When you consider the level of self-awareness that goes into Deadpool’s speech, the character becomes even more sympathetic. A character that talks a mile a minute and drops catchphrases and snappy comebacks will be a lot of fun to watch on the big screen. But one that audiences can also connect to on a deeper level is one that cinematic franchises can be built around.
4. Quirky Supporting Cast
Another defining trait of Joe Kelly’s Deadpool run was its outside-the-box supporting cast: namely two characters Weasel and Blind Al. Weasel was a brilliant college student with big aspirations before finding himself as Deadpool’s sidekick and tech guy (it’s later revealed through the excellent Deadpool #11 that Wade went back in time, took Weasel on a drinking binge, leading to the character’s fall from grace). Silicon Valley’s T.J. Miller, who is rumored to be in the running to play Weasel in the Deadpool film, would be an excellent choice.
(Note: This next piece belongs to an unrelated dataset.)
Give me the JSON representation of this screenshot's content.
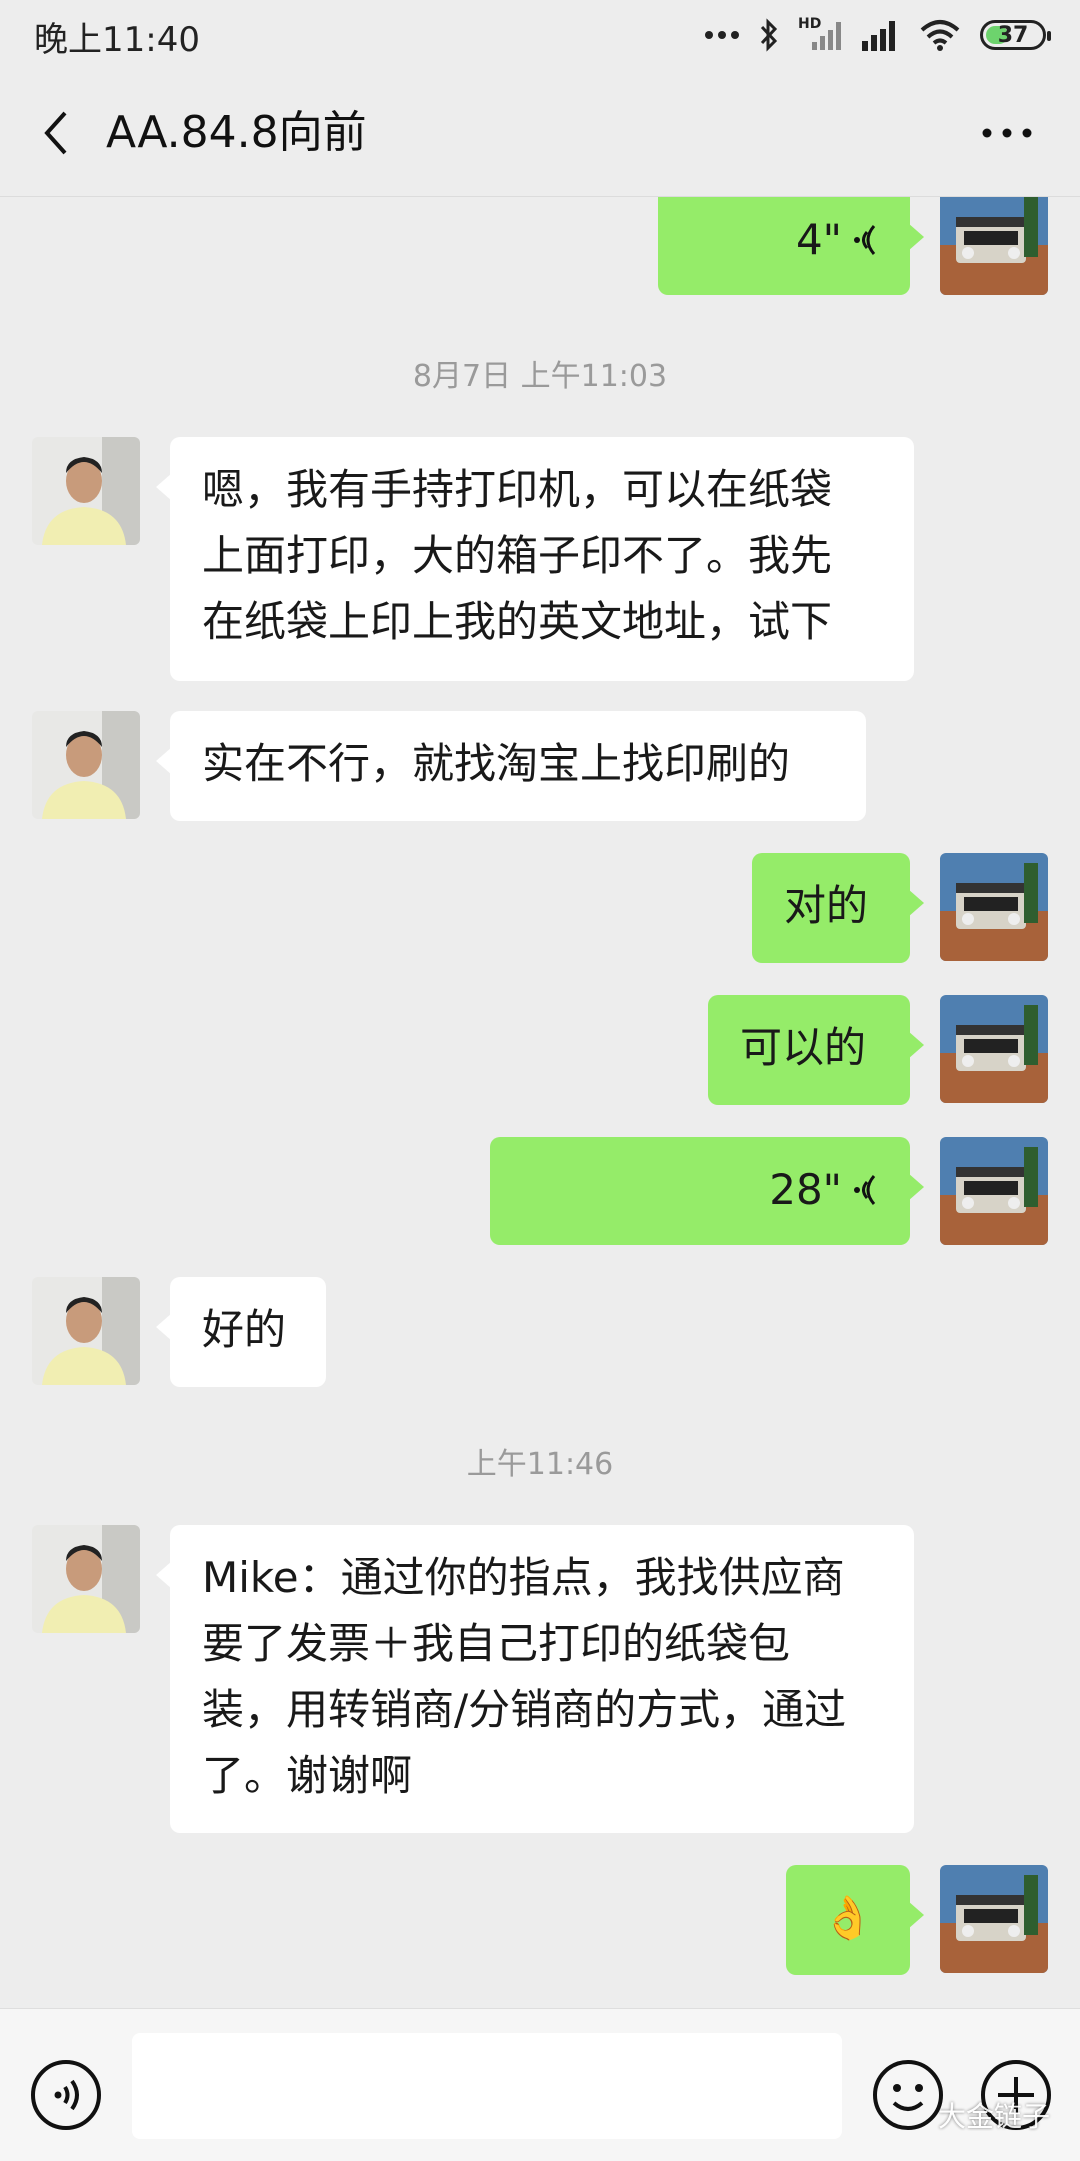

Blind Al will probably be a bit tougher to get right on film as the character is quite beyond the norms of what one tends to expect from comic book movie supporting cast member. Al is an elderly blind woman who lives with Deadpool — but she’s hardly a matronly character who stands around making Wade wheatcakes, giving him motherly advice. Instead, she’s a former British agent who’s captured by Deadpool and (more or less) is held against her will in his home. But the character has also developed a bit of “Stockholm Syndrome” and is depicted as being appreciative of having a roof over her head. Blind Al is going to be a super complicated character to get right, and it’s more than likely that her nuance will get lost in the shuffle of the adaptation. That doesn’t mean it wouldn’t be great to see Fox at least try to faithfully adapt the character for the big screen.
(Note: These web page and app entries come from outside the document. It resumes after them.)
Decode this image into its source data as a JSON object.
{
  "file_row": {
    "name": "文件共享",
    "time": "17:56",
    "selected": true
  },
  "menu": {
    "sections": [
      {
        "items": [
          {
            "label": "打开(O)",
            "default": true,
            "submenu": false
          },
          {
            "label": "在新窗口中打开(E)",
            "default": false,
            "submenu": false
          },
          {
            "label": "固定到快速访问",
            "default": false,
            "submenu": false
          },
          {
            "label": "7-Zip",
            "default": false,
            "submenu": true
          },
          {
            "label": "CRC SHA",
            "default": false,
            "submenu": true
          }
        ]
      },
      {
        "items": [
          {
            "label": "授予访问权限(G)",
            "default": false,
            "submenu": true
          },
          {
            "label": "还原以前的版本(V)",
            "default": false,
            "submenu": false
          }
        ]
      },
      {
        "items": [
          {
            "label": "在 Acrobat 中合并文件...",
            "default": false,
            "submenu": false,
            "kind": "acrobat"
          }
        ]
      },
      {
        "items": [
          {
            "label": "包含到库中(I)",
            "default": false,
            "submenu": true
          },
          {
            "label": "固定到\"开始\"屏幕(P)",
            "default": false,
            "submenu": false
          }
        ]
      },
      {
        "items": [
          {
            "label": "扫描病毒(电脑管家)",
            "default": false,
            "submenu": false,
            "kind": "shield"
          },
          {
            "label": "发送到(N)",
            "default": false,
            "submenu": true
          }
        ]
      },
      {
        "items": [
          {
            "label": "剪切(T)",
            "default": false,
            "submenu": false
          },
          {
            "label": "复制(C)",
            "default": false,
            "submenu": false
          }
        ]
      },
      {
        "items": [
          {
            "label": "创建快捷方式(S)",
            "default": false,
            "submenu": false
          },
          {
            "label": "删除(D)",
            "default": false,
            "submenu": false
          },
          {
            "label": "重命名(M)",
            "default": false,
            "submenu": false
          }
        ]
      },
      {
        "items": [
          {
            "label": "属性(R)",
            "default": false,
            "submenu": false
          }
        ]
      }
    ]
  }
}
5. Deadpool the Outcast
Because he’s a funny guy and a prankster, there might be a temptation to characterize Deadpool as someone who is well-liked throughout Fox’s iteration of the Marvel Universe. But that would be a mistake. The fact that most opinions of Deadpool run the gamut between “mild irritant” to “arrogant, self-centered jerk” is part of what makes the character so compelling for readers. It plays into the squirrel and the coconut analogy Deadpool made about himself during the Joe Kelly run (see entry No. 3). Even when Deadpool sets out to be inherently good, one way or another he is never recognized by the public or his peers for his heroism or selflessness.
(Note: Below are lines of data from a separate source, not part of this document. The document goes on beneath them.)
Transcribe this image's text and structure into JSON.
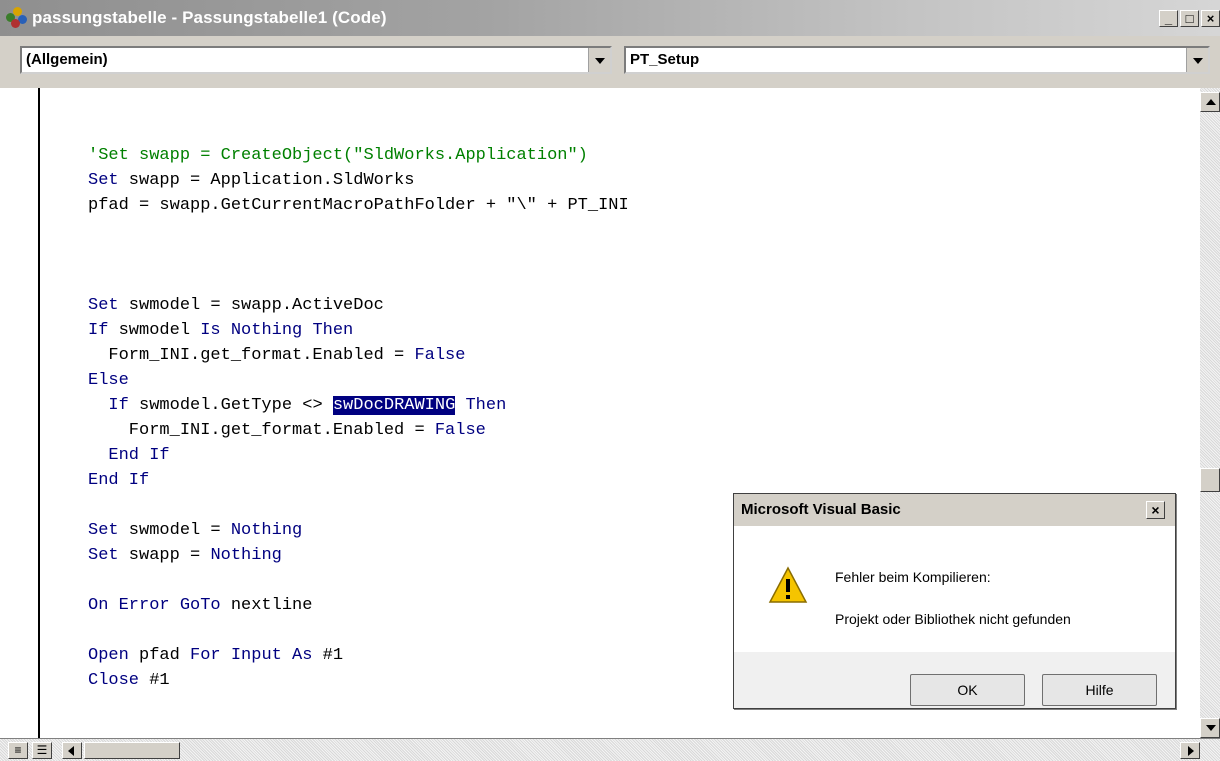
{
  "window": {
    "title": "passungstabelle - Passungstabelle1 (Code)",
    "minimize_label": "_",
    "maximize_label": "□",
    "close_label": "×"
  },
  "combos": {
    "object": "(Allgemein)",
    "procedure": "PT_Setup"
  },
  "code_lines": [
    "'Set swapp = CreateObject(\"SldWorks.Application\")",
    "Set swapp = Application.SldWorks",
    "pfad = swapp.GetCurrentMacroPathFolder + \"\\\" + PT_INI",
    "Set swmodel = swapp.ActiveDoc",
    "If swmodel Is Nothing Then",
    "  Form_INI.get_format.Enabled = False",
    "Else",
    "  If swmodel.GetType <> swDocDRAWING Then",
    "    Form_INI.get_format.Enabled = False",
    "  End If",
    "End If",
    "Set swmodel = Nothing",
    "Set swapp = Nothing",
    "On Error GoTo nextline",
    "Open pfad For Input As #1",
    "Close #1"
  ],
  "selected_token": "swDocDRAWING",
  "dialog": {
    "title": "Microsoft Visual Basic",
    "close_label": "×",
    "message_line1": "Fehler beim Kompilieren:",
    "message_line2": "Projekt oder Bibliothek nicht gefunden",
    "ok_label": "OK",
    "help_label": "Hilfe",
    "icon": "warning-icon"
  },
  "colors": {
    "keyword": "#000080",
    "comment": "#008000",
    "selection_bg": "#000080"
  }
}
One of the best examples of this came during a Fabian Nicieza and Patrick Zircher issues of Cable and Deadpool. Deadpool was recruited by the X-Men to help them track down Cable (who Deadpool sorta/kinda had a working relationship with). Deadpool agreed to help on one condition – he wanted to fight alongside the X-Men wearing the classic garb of Marvel Girl (Jean Grey’s original identity during the Stan Lee/Jack Kirby run). When Deadpool shows up in the costume, his teammates are immediately embarrassed and attempt to distance themselves from the him. Deadpool keeps referring to himself as an honorary X-Man and a mutant (and the X-Men keep reminding him that he is neither).
Was this scene absolutely hilarious for the reader? Absolutely. But what makes the scene so memorable is the fact that it’s plainly obvious that the X-Men want nothing to do with Wade. They find his entire act asinine and the sooner they work together to find Cable, the sooner they can go back on their separate paths. While Deadpool would later become a member of X-Force, for his first solo film, it would probably be important to reaffirm just how much of an outcast Wade is.